Yes, I am in the hospital. They say I am going to be here for at least 7 weeks; but do not worry, it was a planned move into Mission of Mercy Hospital and Research Centre. In order to be more economically-minded I have taken up residence in the hospital in which I have been working. In an innovative display of tent-making, Calcutta Mercy Ministries has renovated the two top floors of their hospital. The objective is to attract wealthy paying customers, who will occupy these newly remade rooms, in order to fund the hospital and its numerous free-treatment operations. So I have moved into the only finished room on the top floor, which is still under construction. The room is really very nice. My new alarm clock has become the sound of hammering in the hall and my lullaby the sounds of chisels in the room next-door!
I returned from the neighbouring state of Jharkhand on Monday July 31 where I had spent several days travelling with Calcutta Mercy Ministries founder Mrs. Hulda Buntain. We had flown to the capital city of Ranchi early on Thursday morning and were met by a local pastor, Rev. John Topo, and the Superintendent for the Eastern District of the Assemblies of God North India, Rev. Hannok Ghosh. We spent our days visiting and dedicating village churches and schools all across the state. We had full days in which we covered a lot of terrain…and by terrain I mean roads I had only seen on the Outdoor Adventure Channel! I cannot tell you how many times I was convinced that our jeep would not make it up the road, only to find myself up that road after my head had hit the roof several times! I would also like to say that cows, goats and non-domesticated dogs are not afraid of cars and utilize the roadway as their personal lounge.
The villages we visited were remote and often dependant on agriculture. The scenery was unbelievable with mountains, jungle and rice patties stretching as far as I could see in all directions. The life here was simple. We were often greeted with flower necklaces, singing, dancing, drums, and having our hands washed while water was sprinkled on us using leaves. The warmth of the people was remarkable. In all my life I have never seen such fervent, intense and sincere worship and prayer. These people, who lived such simple lives, simply trusted in God and were thrilled to be known as His church.
I was able to speak briefly at almost every place we visited, especially at the main church in Ranchi. Here I got to deliver a sermonette to the youth in the packed Sunday morning service. It was a wonderful time. The highlights and impact of this journey are too numerous to include here, but I must include a few. The devotion of these people to their faith was astounding. We were travelling through areas which were known to be home to the Naxalites, a communist extremist group. I did not think they were a serious threat until we stopped at a clinic that had just reopened since its doctors had a nasty habit of being kidnapped. Yet, the churches were not only unafraid of these people, but had actually converted several members of this group and were even endorsed as a good thing by the Naxalites in several communities.
The pastors I met were just ordinary people, doing great things for God. Their charisma, dedication and love for the people was evident in everything they did. One pastor had in fact been a Naxalite.

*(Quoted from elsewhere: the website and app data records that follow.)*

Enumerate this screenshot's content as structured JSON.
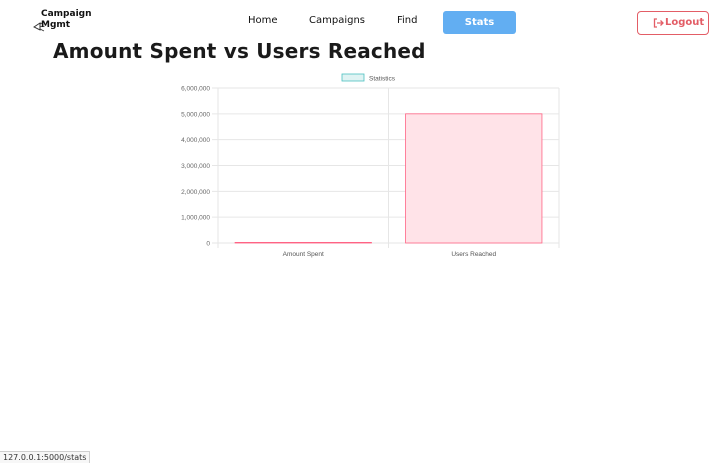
{
  "brand": {
    "line1": "Campaign",
    "line2": "Mgmt"
  },
  "nav": {
    "home": "Home",
    "campaigns": "Campaigns",
    "find": "Find",
    "stats": "Stats",
    "logout": "Logout"
  },
  "page": {
    "title": "Amount Spent vs Users Reached"
  },
  "chart_data": {
    "type": "bar",
    "categories": [
      "Amount Spent",
      "Users Reached"
    ],
    "series": [
      {
        "name": "Statistics",
        "values": [
          5000,
          5000000
        ]
      }
    ],
    "ylim": [
      0,
      6000000
    ],
    "yticks": [
      "0",
      "1,000,000",
      "2,000,000",
      "3,000,000",
      "4,000,000",
      "5,000,000",
      "6,000,000"
    ],
    "legend": "top-center",
    "grid": true,
    "colors": {
      "bar_fill": "#ffe3e8",
      "bar_stroke": "#ff6384",
      "legend_fill": "#dff3f3",
      "legend_stroke": "#4bc0c0",
      "grid": "#e6e6e6"
    }
  },
  "status_bar": {
    "url": "127.0.0.1:5000/stats"
  }
}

One day an elderly lady, who was now a member of his congregation, gave him a Bible and said “read this, it will make you a good person”. As he read, he had a vision of Jesus on the cross and he knew that Christ had died for him. Now, in addition to pastoring, he visits his former criminal-colleagues in prison. He said that they are hungry to know God and plead with him to go to their families and share the Gospel. Another pastor had lost the use of his left eye. As part of his ministry he travels to several isolated villages by motorcycle across rugged terrain. The constant bouncing and jerking of this travel had damaged his retina to the point of partial blindness, yet he continues to pastor all of these churches.

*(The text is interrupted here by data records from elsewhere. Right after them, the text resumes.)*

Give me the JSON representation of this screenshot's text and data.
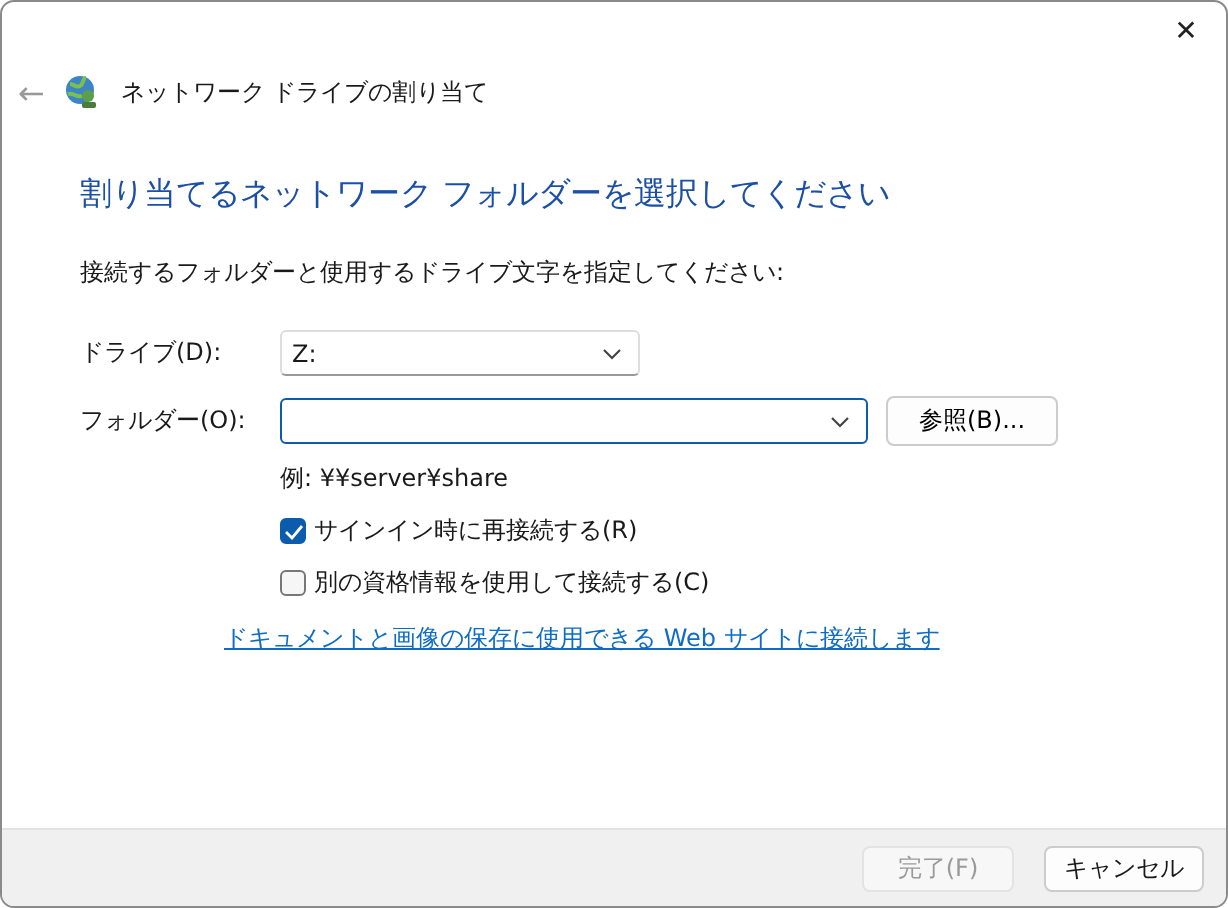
{
  "window": {
    "close": "✕",
    "back": "←",
    "title": "ネットワーク ドライブの割り当て"
  },
  "heading": "割り当てるネットワーク フォルダーを選択してください",
  "instruction": "接続するフォルダーと使用するドライブ文字を指定してください:",
  "drive": {
    "label": "ドライブ(D):",
    "value": "Z:"
  },
  "folder": {
    "label": "フォルダー(O):",
    "browse": "参照(B)..."
  },
  "example": "例: ¥¥server¥share",
  "options": [
    {
      "label": "サインイン時に再接続する(R)",
      "checked": true
    },
    {
      "label": "別の資格情報を使用して接続する(C)",
      "checked": false
    }
  ],
  "link": "ドキュメントと画像の保存に使用できる Web サイトに接続します",
  "buttons": [
    {
      "label": "完了(F)",
      "disabled": true
    },
    {
      "label": "キャンセル",
      "disabled": false
    }
  ]
}
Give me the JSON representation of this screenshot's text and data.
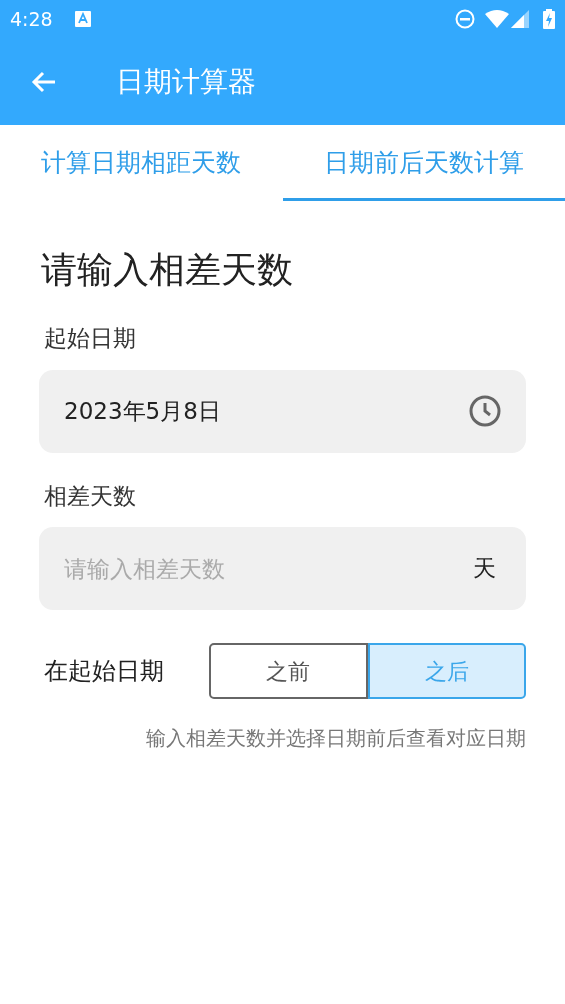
{
  "status_bar": {
    "time": "4:28"
  },
  "app_bar": {
    "title": "日期计算器"
  },
  "tabs": [
    {
      "label": "计算日期相距天数",
      "selected": false
    },
    {
      "label": "日期前后天数计算",
      "selected": true
    }
  ],
  "heading": "请输入相差天数",
  "start_date": {
    "label": "起始日期",
    "value": "2023年5月8日"
  },
  "days": {
    "label": "相差天数",
    "placeholder": "请输入相差天数",
    "unit": "天"
  },
  "direction": {
    "label": "在起始日期",
    "options": [
      {
        "label": "之前",
        "selected": false
      },
      {
        "label": "之后",
        "selected": true
      }
    ]
  },
  "hint": "输入相差天数并选择日期前后查看对应日期"
}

Often we look for God in the grandeur of life: the stars, the mountains, cathedrals, elaborate services and rituals yet, He is most evident in the simplistic, over-looked portions of life. We fail to notice Him in the honesty of a grandmother’s quiet prayers, the mud walls of a church, and the rains that fill the rice patties. God reveals Himself unceasingly in the everyday miracles of life. A simple people, a simple faith, in a God who simply loves us for who we are.